Our Founders' Warning: “Every government degenerates when trusted to the rulers of the people alone. The people themselves are its only safe depositories.” (Thomas Jefferson)

Why Not Let the IQA Pass Legislation Directly?

Letting the Random Sample Members of IQA Pass Legislation Directly:

It can be argued (Callenbach and Phillips) that the Amendment could allow the IQA pass legislation directly, without going to vote by nationwide Electorate. Some advantages and major reservations are:

  1. Well informed Assembly Members would make such laws rather than a less informed Electorate.
  2. Similar methods could be used for State and local government.
  3. The problem of overburdening the Electorate is avoided, so the Assembly could pass more laws than in the planned Solution.

There are several reservations to taking such a large step:

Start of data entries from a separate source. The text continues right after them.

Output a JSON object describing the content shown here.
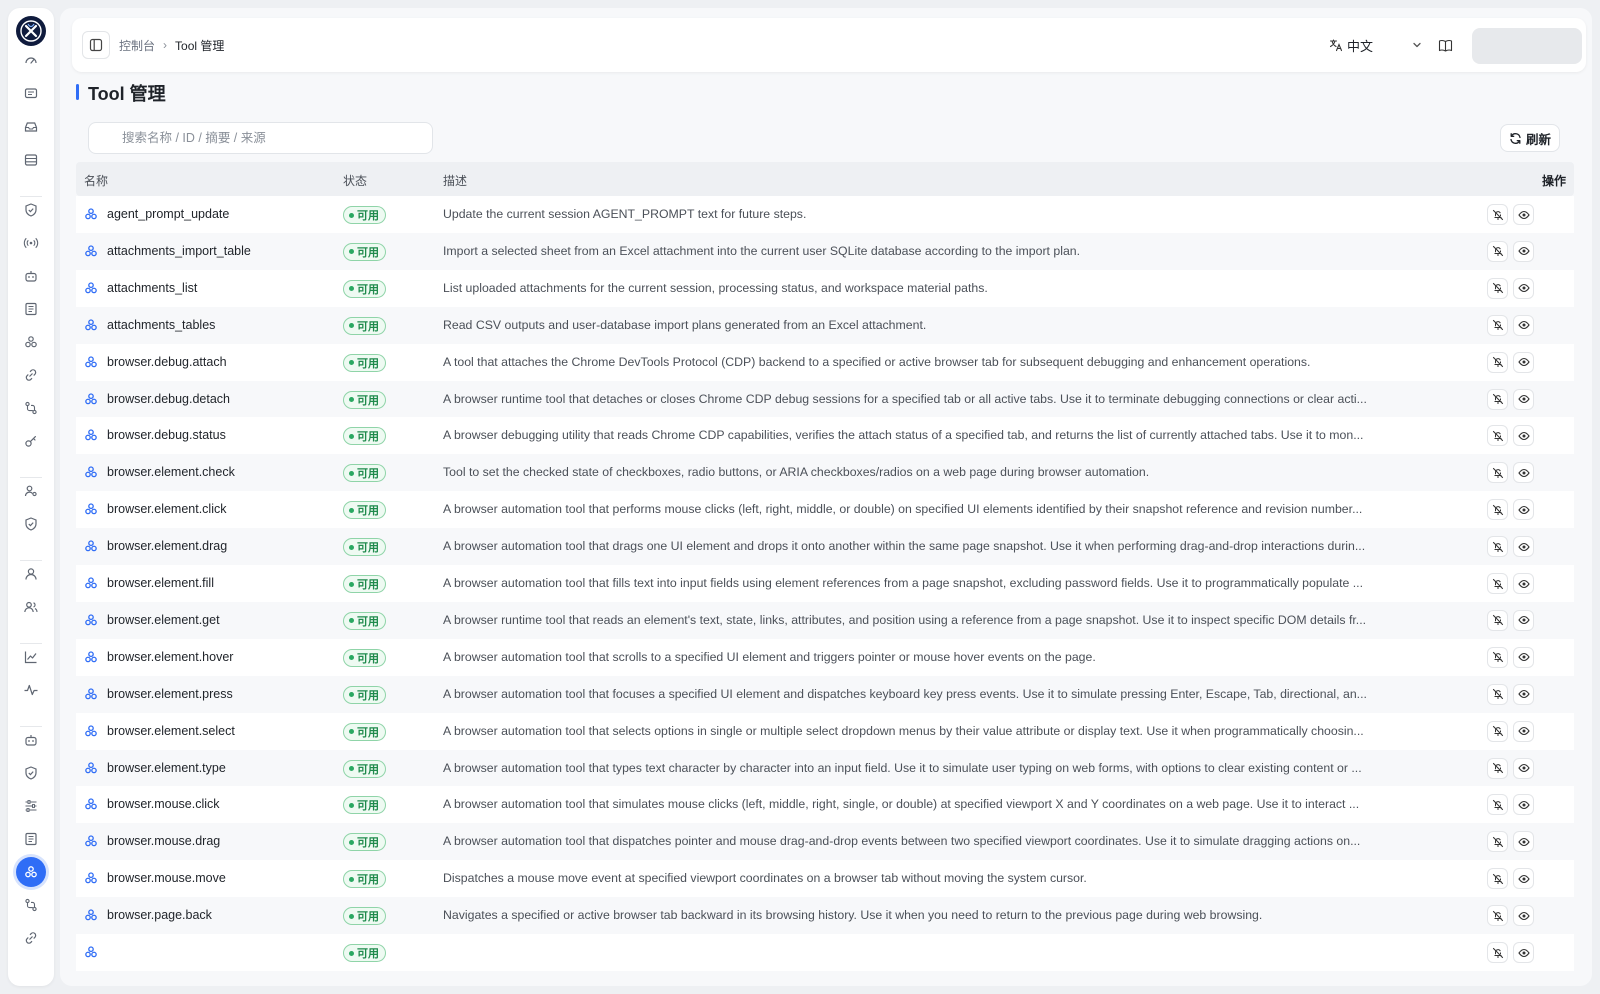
{
  "breadcrumb": {
    "home": "控制台",
    "current": "Tool 管理"
  },
  "language": {
    "label": "中文"
  },
  "page": {
    "title": "Tool 管理"
  },
  "search": {
    "placeholder": "搜索名称 / ID / 摘要 / 来源",
    "value": ""
  },
  "toolbar": {
    "refresh_label": "刷新"
  },
  "table": {
    "columns": {
      "name": "名称",
      "status": "状态",
      "description": "描述",
      "actions": "操作"
    },
    "rows": [
      {
        "name": "agent_prompt_update",
        "status": "可用",
        "description": "Update the current session AGENT_PROMPT text for future steps."
      },
      {
        "name": "attachments_import_table",
        "status": "可用",
        "description": "Import a selected sheet from an Excel attachment into the current user SQLite database according to the import plan."
      },
      {
        "name": "attachments_list",
        "status": "可用",
        "description": "List uploaded attachments for the current session, processing status, and workspace material paths."
      },
      {
        "name": "attachments_tables",
        "status": "可用",
        "description": "Read CSV outputs and user-database import plans generated from an Excel attachment."
      },
      {
        "name": "browser.debug.attach",
        "status": "可用",
        "description": "A tool that attaches the Chrome DevTools Protocol (CDP) backend to a specified or active browser tab for subsequent debugging and enhancement operations."
      },
      {
        "name": "browser.debug.detach",
        "status": "可用",
        "description": "A browser runtime tool that detaches or closes Chrome CDP debug sessions for a specified tab or all active tabs. Use it to terminate debugging connections or clear acti..."
      },
      {
        "name": "browser.debug.status",
        "status": "可用",
        "description": "A browser debugging utility that reads Chrome CDP capabilities, verifies the attach status of a specified tab, and returns the list of currently attached tabs. Use it to mon..."
      },
      {
        "name": "browser.element.check",
        "status": "可用",
        "description": "Tool to set the checked state of checkboxes, radio buttons, or ARIA checkboxes/radios on a web page during browser automation."
      },
      {
        "name": "browser.element.click",
        "status": "可用",
        "description": "A browser automation tool that performs mouse clicks (left, right, middle, or double) on specified UI elements identified by their snapshot reference and revision number..."
      },
      {
        "name": "browser.element.drag",
        "status": "可用",
        "description": "A browser automation tool that drags one UI element and drops it onto another within the same page snapshot. Use it when performing drag-and-drop interactions durin..."
      },
      {
        "name": "browser.element.fill",
        "status": "可用",
        "description": "A browser automation tool that fills text into input fields using element references from a page snapshot, excluding password fields. Use it to programmatically populate ..."
      },
      {
        "name": "browser.element.get",
        "status": "可用",
        "description": "A browser runtime tool that reads an element's text, state, links, attributes, and position using a reference from a page snapshot. Use it to inspect specific DOM details fr..."
      },
      {
        "name": "browser.element.hover",
        "status": "可用",
        "description": "A browser automation tool that scrolls to a specified UI element and triggers pointer or mouse hover events on the page."
      },
      {
        "name": "browser.element.press",
        "status": "可用",
        "description": "A browser automation tool that focuses a specified UI element and dispatches keyboard key press events. Use it to simulate pressing Enter, Escape, Tab, directional, an..."
      },
      {
        "name": "browser.element.select",
        "status": "可用",
        "description": "A browser automation tool that selects options in single or multiple select dropdown menus by their value attribute or display text. Use it when programmatically choosin..."
      },
      {
        "name": "browser.element.type",
        "status": "可用",
        "description": "A browser automation tool that types text character by character into an input field. Use it to simulate user typing on web forms, with options to clear existing content or ..."
      },
      {
        "name": "browser.mouse.click",
        "status": "可用",
        "description": "A browser automation tool that simulates mouse clicks (left, middle, right, single, or double) at specified viewport X and Y coordinates on a web page. Use it to interact ..."
      },
      {
        "name": "browser.mouse.drag",
        "status": "可用",
        "description": "A browser automation tool that dispatches pointer and mouse drag-and-drop events between two specified viewport coordinates. Use it to simulate dragging actions on..."
      },
      {
        "name": "browser.mouse.move",
        "status": "可用",
        "description": "Dispatches a mouse move event at specified viewport coordinates on a browser tab without moving the system cursor."
      },
      {
        "name": "browser.page.back",
        "status": "可用",
        "description": "Navigates a specified or active browser tab backward in its browsing history. Use it when you need to return to the previous page during web browsing."
      },
      {
        "name": "",
        "status": "可用",
        "description": ""
      }
    ]
  },
  "icons": {
    "logo": "x-logo",
    "sidebar": [
      "dashboard-icon",
      "chat-icon",
      "inbox-icon",
      "database-icon",
      "shield-check-icon",
      "broadcast-icon",
      "robot-icon",
      "document-list-icon",
      "cluster-icon",
      "link-icon",
      "route-icon",
      "key-icon",
      "user-settings-icon",
      "shield-icon",
      "user-icon",
      "users-icon",
      "line-chart-icon",
      "activity-icon",
      "bot-icon",
      "shield-check-icon",
      "sliders-icon",
      "notebook-icon",
      "tools-icon",
      "route-icon",
      "link-icon"
    ],
    "row_actions": [
      "disable-icon",
      "view-icon"
    ]
  },
  "colors": {
    "accent": "#2f6df6",
    "status_available": "#1f8a4c"
  }
}
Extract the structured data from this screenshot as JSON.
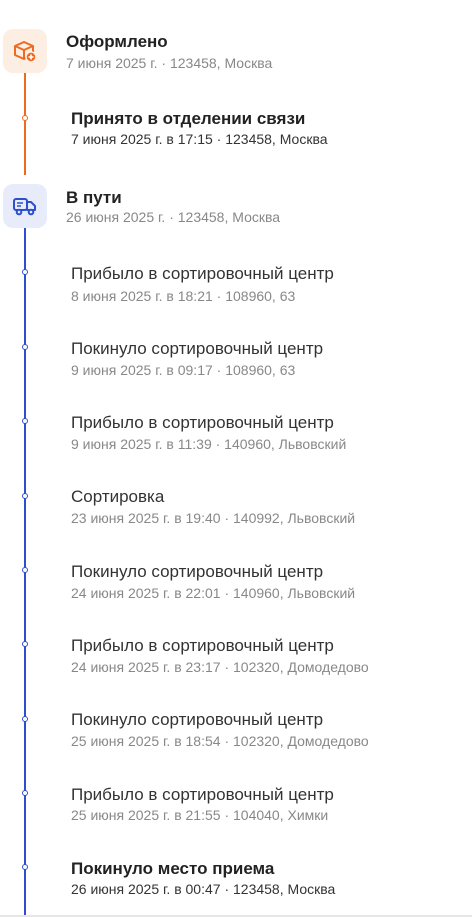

  1. It is less consistent with the constitutional framework, where the ultimate authority and source of power to make legitimate decisions is the People, not a random sample of the People—which is not mentioned in the Constitution.
  2. A random sample is small enough that it is possible a few charismatic activists might be able to control the IQA for long enough to approve an unwise Initiative. The People can correct such error by voting against the Initiative. (Of course, the People may occasionally be similarly influenced. But, if the People make the mistake, it is their right.)
  3. The Constitution’s Guaranty Clause states that: “The United States shall guarantee to every state in this Union a republican form of government”. While adoption of an Initiative by the People is arguably within their purview as the ultimate authority under the Constitution, such a claim is harder to argue for a random sample of the People.
  4. The adoption of an Initiative by the IQA followed by a vote by the nationwide Electorate provides an effective check and balance that is entirely consistent with the Constitution.
  5. When the nationwide electorate passes an Initiative, it psychologically and morally binds the entire Electorate to make their decision work, whereas passage by the IQA has less psychological and moral force and cannot expect the same public commitment.
  6. The IQA members are not as qualified as professional congresspersons to formulate the mass of complex legislation needed to run the country. However, they are far better qualified to ensure that the People’s interests are properly protected by means of the relatively small amount of initiative legislation that nationwide voters can assimilate.
  7. Both U.S. citizen groups and U.S. organizations generate the initiatives. They will vary greatly in scope and quality. Many will be quickly eliminated from further consideration while others will be of professional quality and importance equal to any produced by government. The IQA will obtain whatever information and advice it deems necessary and will advance those in the best interests of the People.
  8. It is an even larger step than the Planned Solution, and would be even harder to achieve.

Consequently, this planned Solution limits the IQA to managing selection of the Initiatives, making recommendations to Congress using Indirect Initiatives, using Advisory Initiatives for information, but requiring that the People make the decision to approve a Direct Initiative or not.